* [Task objective] Go through the records and write each one out again exactly.

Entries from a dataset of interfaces
---*---

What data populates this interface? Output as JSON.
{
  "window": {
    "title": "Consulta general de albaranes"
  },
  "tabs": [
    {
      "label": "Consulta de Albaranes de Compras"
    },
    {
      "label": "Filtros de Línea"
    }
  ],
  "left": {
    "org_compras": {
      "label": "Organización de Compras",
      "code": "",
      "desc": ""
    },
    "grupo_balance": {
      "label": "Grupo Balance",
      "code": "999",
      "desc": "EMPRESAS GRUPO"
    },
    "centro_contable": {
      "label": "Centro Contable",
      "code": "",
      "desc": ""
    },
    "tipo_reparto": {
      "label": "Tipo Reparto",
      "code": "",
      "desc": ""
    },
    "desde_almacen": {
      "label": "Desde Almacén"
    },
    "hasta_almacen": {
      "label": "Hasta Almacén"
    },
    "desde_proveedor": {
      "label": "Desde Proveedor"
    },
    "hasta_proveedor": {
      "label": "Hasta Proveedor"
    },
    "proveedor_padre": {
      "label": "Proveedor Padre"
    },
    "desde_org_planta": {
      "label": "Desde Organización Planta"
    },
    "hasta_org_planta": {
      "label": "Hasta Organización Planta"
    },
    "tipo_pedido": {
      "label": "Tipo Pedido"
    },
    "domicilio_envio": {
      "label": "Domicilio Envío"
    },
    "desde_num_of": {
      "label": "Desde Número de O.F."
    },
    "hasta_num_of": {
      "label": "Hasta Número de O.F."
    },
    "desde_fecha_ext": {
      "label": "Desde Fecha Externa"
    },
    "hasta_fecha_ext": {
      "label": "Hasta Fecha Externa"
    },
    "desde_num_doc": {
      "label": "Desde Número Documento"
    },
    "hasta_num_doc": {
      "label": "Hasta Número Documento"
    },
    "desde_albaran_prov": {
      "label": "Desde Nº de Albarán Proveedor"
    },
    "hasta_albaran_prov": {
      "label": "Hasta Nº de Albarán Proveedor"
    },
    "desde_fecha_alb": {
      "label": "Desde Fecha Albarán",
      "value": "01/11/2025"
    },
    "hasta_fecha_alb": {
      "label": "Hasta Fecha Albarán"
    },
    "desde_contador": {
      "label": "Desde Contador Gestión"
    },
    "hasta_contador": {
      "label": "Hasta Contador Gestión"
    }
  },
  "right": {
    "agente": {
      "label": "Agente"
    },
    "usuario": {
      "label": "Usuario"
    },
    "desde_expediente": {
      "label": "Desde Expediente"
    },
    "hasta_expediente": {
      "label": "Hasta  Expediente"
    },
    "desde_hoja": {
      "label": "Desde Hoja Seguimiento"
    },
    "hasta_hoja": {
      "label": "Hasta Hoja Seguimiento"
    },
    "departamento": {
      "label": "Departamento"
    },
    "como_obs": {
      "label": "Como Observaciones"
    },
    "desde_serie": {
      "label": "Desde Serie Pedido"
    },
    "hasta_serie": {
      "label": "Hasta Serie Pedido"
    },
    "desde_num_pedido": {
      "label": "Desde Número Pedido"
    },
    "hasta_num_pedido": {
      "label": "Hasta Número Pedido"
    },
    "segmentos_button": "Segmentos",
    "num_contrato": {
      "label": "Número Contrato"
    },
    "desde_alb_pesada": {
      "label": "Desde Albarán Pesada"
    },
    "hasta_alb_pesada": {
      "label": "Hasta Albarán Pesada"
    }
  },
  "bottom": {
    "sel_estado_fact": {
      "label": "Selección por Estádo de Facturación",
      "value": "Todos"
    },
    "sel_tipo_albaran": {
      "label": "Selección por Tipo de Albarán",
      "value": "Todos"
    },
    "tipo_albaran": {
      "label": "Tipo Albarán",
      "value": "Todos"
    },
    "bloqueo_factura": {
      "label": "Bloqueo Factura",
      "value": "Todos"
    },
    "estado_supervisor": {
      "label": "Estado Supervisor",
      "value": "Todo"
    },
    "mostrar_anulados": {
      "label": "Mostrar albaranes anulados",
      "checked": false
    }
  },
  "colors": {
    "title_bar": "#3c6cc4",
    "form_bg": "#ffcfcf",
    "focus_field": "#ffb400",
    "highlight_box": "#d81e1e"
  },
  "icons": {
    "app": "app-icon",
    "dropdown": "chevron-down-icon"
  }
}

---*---

* [Task output]
What data populates this interface? Output as JSON.
{
  "window": {
    "title": "Consulta general de albaranes"
  },
  "tabs": [
    {
      "label": "Consulta de Albaranes de Compras"
    },
    {
      "label": "Filtros de Línea"
    }
  ],
  "left": {
    "org_compras": {
      "label": "Organización de Compras",
      "code": "",
      "desc": ""
    },
    "grupo_balance": {
      "label": "Grupo Balance",
      "code": "999",
      "desc": "EMPRESAS GRUPO"
    },
    "centro_contable": {
      "label": "Centro Contable",
      "code": "",
      "desc": ""
    },
    "tipo_reparto": {
      "label": "Tipo Reparto",
      "code": "",
      "desc": ""
    },
    "desde_almacen": {
      "label": "Desde Almacén"
    },
    "hasta_almacen": {
      "label": "Hasta Almacén"
    },
    "desde_proveedor": {
      "label": "Desde Proveedor"
    },
    "hasta_proveedor": {
      "label": "Hasta Proveedor"
    },
    "proveedor_padre": {
      "label": "Proveedor Padre"
    },
    "desde_org_planta": {
      "label": "Desde Organización Planta"
    },
    "hasta_org_planta": {
      "label": "Hasta Organización Planta"
    },
    "tipo_pedido": {
      "label": "Tipo Pedido"
    },
    "domicilio_envio": {
      "label": "Domicilio Envío"
    },
    "desde_num_of": {
      "label": "Desde Número de O.F."
    },
    "hasta_num_of": {
      "label": "Hasta Número de O.F."
    },
    "desde_fecha_ext": {
      "label": "Desde Fecha Externa"
    },
    "hasta_fecha_ext": {
      "label": "Hasta Fecha Externa"
    },
    "desde_num_doc": {
      "label": "Desde Número Documento"
    },
    "hasta_num_doc": {
      "label": "Hasta Número Documento"
    },
    "desde_albaran_prov": {
      "label": "Desde Nº de Albarán Proveedor"
    },
    "hasta_albaran_prov": {
      "label": "Hasta Nº de Albarán Proveedor"
    },
    "desde_fecha_alb": {
      "label": "Desde Fecha Albarán",
      "value": "01/11/2025"
    },
    "hasta_fecha_alb": {
      "label": "Hasta Fecha Albarán"
    },
    "desde_contador": {
      "label": "Desde Contador Gestión"
    },
    "hasta_contador": {
      "label": "Hasta Contador Gestión"
    }
  },
  "right": {
    "agente": {
      "label": "Agente"
    },
    "usuario": {
      "label": "Usuario"
    },
    "desde_expediente": {
      "label": "Desde Expediente"
    },
    "hasta_expediente": {
      "label": "Hasta  Expediente"
    },
    "desde_hoja": {
      "label": "Desde Hoja Seguimiento"
    },
    "hasta_hoja": {
      "label": "Hasta Hoja Seguimiento"
    },
    "departamento": {
      "label": "Departamento"
    },
    "como_obs": {
      "label": "Como Observaciones"
    },
    "desde_serie": {
      "label": "Desde Serie Pedido"
    },
    "hasta_serie": {
      "label": "Hasta Serie Pedido"
    },
    "desde_num_pedido": {
      "label": "Desde Número Pedido"
    },
    "hasta_num_pedido": {
      "label": "Hasta Número Pedido"
    },
    "segmentos_button": "Segmentos",
    "num_contrato": {
      "label": "Número Contrato"
    },
    "desde_alb_pesada": {
      "label": "Desde Albarán Pesada"
    },
    "hasta_alb_pesada": {
      "label": "Hasta Albarán Pesada"
    }
  },
  "bottom": {
    "sel_estado_fact": {
      "label": "Selección por Estádo de Facturación",
      "value": "Todos"
    },
    "sel_tipo_albaran": {
      "label": "Selección por Tipo de Albarán",
      "value": "Todos"
    },
    "tipo_albaran": {
      "label": "Tipo Albarán",
      "value": "Todos"
    },
    "bloqueo_factura": {
      "label": "Bloqueo Factura",
      "value": "Todos"
    },
    "estado_supervisor": {
      "label": "Estado Supervisor",
      "value": "Todo"
    },
    "mostrar_anulados": {
      "label": "Mostrar albaranes anulados",
      "checked": false
    }
  },
  "colors": {
    "title_bar": "#3c6cc4",
    "form_bg": "#ffcfcf",
    "focus_field": "#ffb400",
    "highlight_box": "#d81e1e"
  },
  "icons": {
    "app": "app-icon",
    "dropdown": "chevron-down-icon"
  }
}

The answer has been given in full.